**Task instructions**
Would you please set down, word for word, the lines from the one with "Enumerate this screenshot's" through the final line of the data below, omitting any pictures?

Data records for software interfaces
══════
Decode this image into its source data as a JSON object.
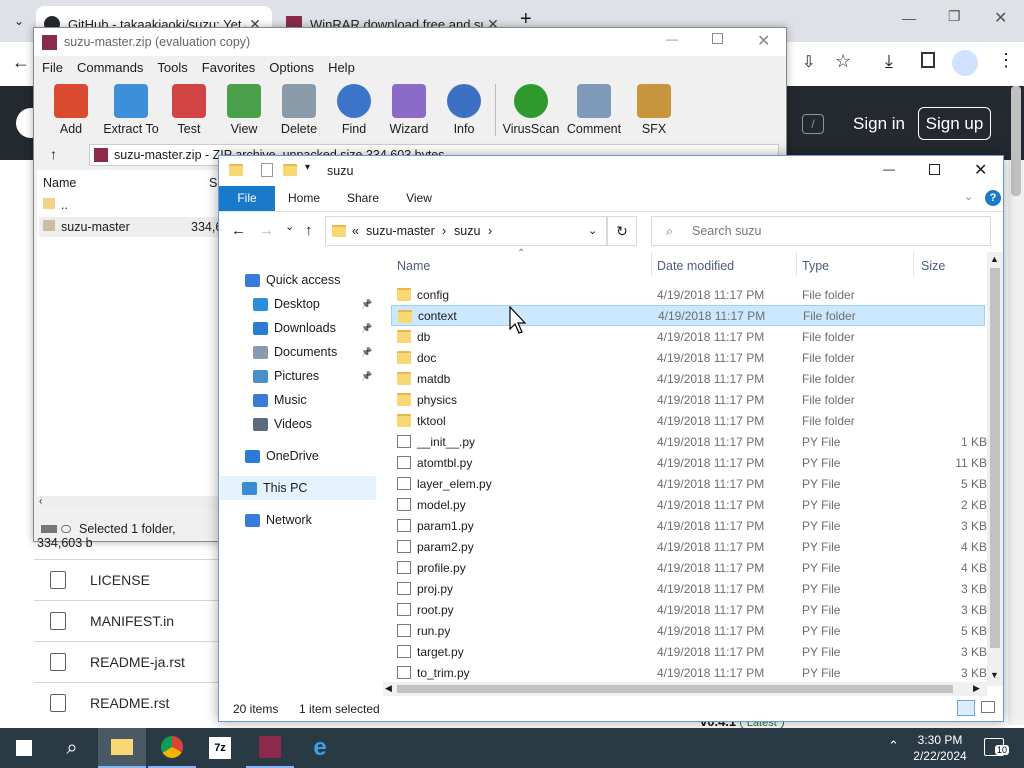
{
  "chrome": {
    "tabs": [
      {
        "label": "GitHub - takaakiaoki/suzu: Yet a",
        "active": true
      },
      {
        "label": "WinRAR download free and sup",
        "active": false
      }
    ]
  },
  "github": {
    "signin": "Sign in",
    "signup": "Sign up",
    "files": [
      "LICENSE",
      "MANIFEST.in",
      "README-ja.rst",
      "README.rst"
    ],
    "release": "v0.4.1",
    "release_badge": "Latest",
    "search_key": "/"
  },
  "winrar": {
    "title": "suzu-master.zip (evaluation copy)",
    "menu": [
      "File",
      "Commands",
      "Tools",
      "Favorites",
      "Options",
      "Help"
    ],
    "tools": [
      {
        "label": "Add",
        "color": "#d94a2f"
      },
      {
        "label": "Extract To",
        "color": "#3c8fd8"
      },
      {
        "label": "Test",
        "color": "#d24444"
      },
      {
        "label": "View",
        "color": "#4aa04a"
      },
      {
        "label": "Delete",
        "color": "#8a9aa8"
      },
      {
        "label": "Find",
        "color": "#3b74c9"
      },
      {
        "label": "Wizard",
        "color": "#8a6bc8"
      },
      {
        "label": "Info",
        "color": "#3d6fc2"
      },
      {
        "label": "VirusScan",
        "color": "#2e9a2e"
      },
      {
        "label": "Comment",
        "color": "#7e9ab8"
      },
      {
        "label": "SFX",
        "color": "#c7953b"
      }
    ],
    "path": "suzu-master.zip - ZIP archive, unpacked size 334,603 bytes",
    "cols": {
      "name": "Name",
      "size": "Si"
    },
    "items": [
      {
        "name": ".."
      },
      {
        "name": "suzu-master",
        "size": "334,6"
      }
    ],
    "status": "Selected 1 folder, 334,603 b"
  },
  "explorer": {
    "title": "suzu",
    "ribbon": [
      "File",
      "Home",
      "Share",
      "View"
    ],
    "breadcrumb": {
      "prefix": "«",
      "parts": [
        "suzu-master",
        "suzu"
      ]
    },
    "search_placeholder": "Search suzu",
    "nav": [
      {
        "label": "Quick access",
        "icon": "star-icon",
        "color": "#3a7bd5",
        "pin": false
      },
      {
        "label": "Desktop",
        "icon": "desktop-icon",
        "color": "#2b8fe0",
        "pin": true
      },
      {
        "label": "Downloads",
        "icon": "download-icon",
        "color": "#2b7cd3",
        "pin": true
      },
      {
        "label": "Documents",
        "icon": "document-icon",
        "color": "#8a9bb0",
        "pin": true
      },
      {
        "label": "Pictures",
        "icon": "picture-icon",
        "color": "#4a90c8",
        "pin": true
      },
      {
        "label": "Music",
        "icon": "music-icon",
        "color": "#3a7bd5",
        "pin": false
      },
      {
        "label": "Videos",
        "icon": "video-icon",
        "color": "#5a6b7b",
        "pin": false
      },
      {
        "label": "OneDrive",
        "icon": "cloud-icon",
        "color": "#2b7cd3",
        "pin": false
      },
      {
        "label": "This PC",
        "icon": "pc-icon",
        "color": "#3a8ad5",
        "pin": false
      },
      {
        "label": "Network",
        "icon": "network-icon",
        "color": "#3a7bd5",
        "pin": false
      }
    ],
    "columns": {
      "name": "Name",
      "date": "Date modified",
      "type": "Type",
      "size": "Size"
    },
    "files": [
      {
        "name": "config",
        "date": "4/19/2018 11:17 PM",
        "type": "File folder",
        "size": "",
        "kind": "folder"
      },
      {
        "name": "context",
        "date": "4/19/2018 11:17 PM",
        "type": "File folder",
        "size": "",
        "kind": "folder",
        "selected": true
      },
      {
        "name": "db",
        "date": "4/19/2018 11:17 PM",
        "type": "File folder",
        "size": "",
        "kind": "folder"
      },
      {
        "name": "doc",
        "date": "4/19/2018 11:17 PM",
        "type": "File folder",
        "size": "",
        "kind": "folder"
      },
      {
        "name": "matdb",
        "date": "4/19/2018 11:17 PM",
        "type": "File folder",
        "size": "",
        "kind": "folder"
      },
      {
        "name": "physics",
        "date": "4/19/2018 11:17 PM",
        "type": "File folder",
        "size": "",
        "kind": "folder"
      },
      {
        "name": "tktool",
        "date": "4/19/2018 11:17 PM",
        "type": "File folder",
        "size": "",
        "kind": "folder"
      },
      {
        "name": "__init__.py",
        "date": "4/19/2018 11:17 PM",
        "type": "PY File",
        "size": "1 KB",
        "kind": "py"
      },
      {
        "name": "atomtbl.py",
        "date": "4/19/2018 11:17 PM",
        "type": "PY File",
        "size": "11 KB",
        "kind": "py"
      },
      {
        "name": "layer_elem.py",
        "date": "4/19/2018 11:17 PM",
        "type": "PY File",
        "size": "5 KB",
        "kind": "py"
      },
      {
        "name": "model.py",
        "date": "4/19/2018 11:17 PM",
        "type": "PY File",
        "size": "2 KB",
        "kind": "py"
      },
      {
        "name": "param1.py",
        "date": "4/19/2018 11:17 PM",
        "type": "PY File",
        "size": "3 KB",
        "kind": "py"
      },
      {
        "name": "param2.py",
        "date": "4/19/2018 11:17 PM",
        "type": "PY File",
        "size": "4 KB",
        "kind": "py"
      },
      {
        "name": "profile.py",
        "date": "4/19/2018 11:17 PM",
        "type": "PY File",
        "size": "4 KB",
        "kind": "py"
      },
      {
        "name": "proj.py",
        "date": "4/19/2018 11:17 PM",
        "type": "PY File",
        "size": "3 KB",
        "kind": "py"
      },
      {
        "name": "root.py",
        "date": "4/19/2018 11:17 PM",
        "type": "PY File",
        "size": "3 KB",
        "kind": "py"
      },
      {
        "name": "run.py",
        "date": "4/19/2018 11:17 PM",
        "type": "PY File",
        "size": "5 KB",
        "kind": "py"
      },
      {
        "name": "target.py",
        "date": "4/19/2018 11:17 PM",
        "type": "PY File",
        "size": "3 KB",
        "kind": "py"
      },
      {
        "name": "to_trim.py",
        "date": "4/19/2018 11:17 PM",
        "type": "PY File",
        "size": "3 KB",
        "kind": "py"
      }
    ],
    "status_count": "20 items",
    "status_sel": "1 item selected"
  },
  "taskbar": {
    "time": "3:30 PM",
    "date": "2/22/2024",
    "notif_count": "10"
  }
}
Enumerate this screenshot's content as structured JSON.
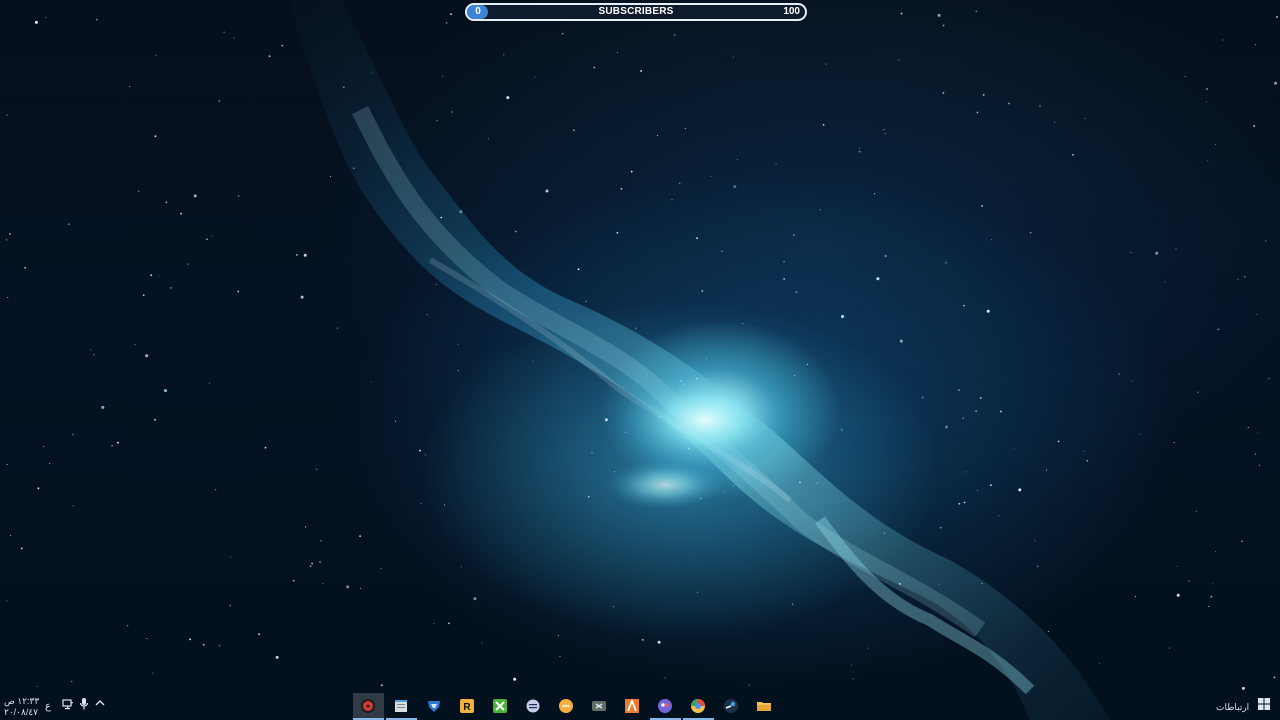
{
  "subscriber_widget": {
    "label": "SUBSCRIBERS",
    "current": "0",
    "goal": "100",
    "progress_fraction": 0.04,
    "fill_color": "#3d84d8"
  },
  "taskbar": {
    "notifications_label": "ارتباطات",
    "clock": {
      "time": "١٢:٣٣ ص",
      "date": "٢٠/٠٨/٤٧"
    },
    "language_indicator": "ع",
    "tray_icons": [
      "chevron-up-icon",
      "microphone-icon",
      "network-icon"
    ],
    "start_icon": "windows-logo-icon",
    "apps": [
      {
        "name": "media-player-icon",
        "color": "#d63b3b",
        "state": "active"
      },
      {
        "name": "notepad-icon",
        "color": "#d8dde2",
        "state": "running"
      },
      {
        "name": "rocket-league-icon",
        "color": "#2a78d2",
        "state": "normal"
      },
      {
        "name": "rockstar-launcher-icon",
        "color": "#f2b13a",
        "state": "normal"
      },
      {
        "name": "xbox-icon",
        "color": "#49b33a",
        "state": "normal"
      },
      {
        "name": "streaming-app-icon",
        "color": "#c7cbe5",
        "state": "normal"
      },
      {
        "name": "chat-app-icon",
        "color": "#f5b03b",
        "state": "normal"
      },
      {
        "name": "xbox-console-icon",
        "color": "#5f6f66",
        "state": "normal"
      },
      {
        "name": "a-app-icon",
        "color": "#ef7b31",
        "state": "normal"
      },
      {
        "name": "media-app-icon",
        "color": "#7365d8",
        "state": "running"
      },
      {
        "name": "browser-icon",
        "color": "#e64b3c",
        "state": "running"
      },
      {
        "name": "steam-icon",
        "color": "#4ba2d8",
        "state": "normal"
      },
      {
        "name": "file-explorer-icon",
        "color": "#f2c354",
        "state": "normal"
      }
    ]
  }
}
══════
**Your solution**
Enumerate this screenshot's content as structured JSON.
{
  "subscriber_widget": {
    "label": "SUBSCRIBERS",
    "current": "0",
    "goal": "100",
    "progress_fraction": 0.04,
    "fill_color": "#3d84d8"
  },
  "taskbar": {
    "notifications_label": "ارتباطات",
    "clock": {
      "time": "١٢:٣٣ ص",
      "date": "٢٠/٠٨/٤٧"
    },
    "language_indicator": "ع",
    "tray_icons": [
      "chevron-up-icon",
      "microphone-icon",
      "network-icon"
    ],
    "start_icon": "windows-logo-icon",
    "apps": [
      {
        "name": "media-player-icon",
        "color": "#d63b3b",
        "state": "active"
      },
      {
        "name": "notepad-icon",
        "color": "#d8dde2",
        "state": "running"
      },
      {
        "name": "rocket-league-icon",
        "color": "#2a78d2",
        "state": "normal"
      },
      {
        "name": "rockstar-launcher-icon",
        "color": "#f2b13a",
        "state": "normal"
      },
      {
        "name": "xbox-icon",
        "color": "#49b33a",
        "state": "normal"
      },
      {
        "name": "streaming-app-icon",
        "color": "#c7cbe5",
        "state": "normal"
      },
      {
        "name": "chat-app-icon",
        "color": "#f5b03b",
        "state": "normal"
      },
      {
        "name": "xbox-console-icon",
        "color": "#5f6f66",
        "state": "normal"
      },
      {
        "name": "a-app-icon",
        "color": "#ef7b31",
        "state": "normal"
      },
      {
        "name": "media-app-icon",
        "color": "#7365d8",
        "state": "running"
      },
      {
        "name": "browser-icon",
        "color": "#e64b3c",
        "state": "running"
      },
      {
        "name": "steam-icon",
        "color": "#4ba2d8",
        "state": "normal"
      },
      {
        "name": "file-explorer-icon",
        "color": "#f2c354",
        "state": "normal"
      }
    ]
  }
}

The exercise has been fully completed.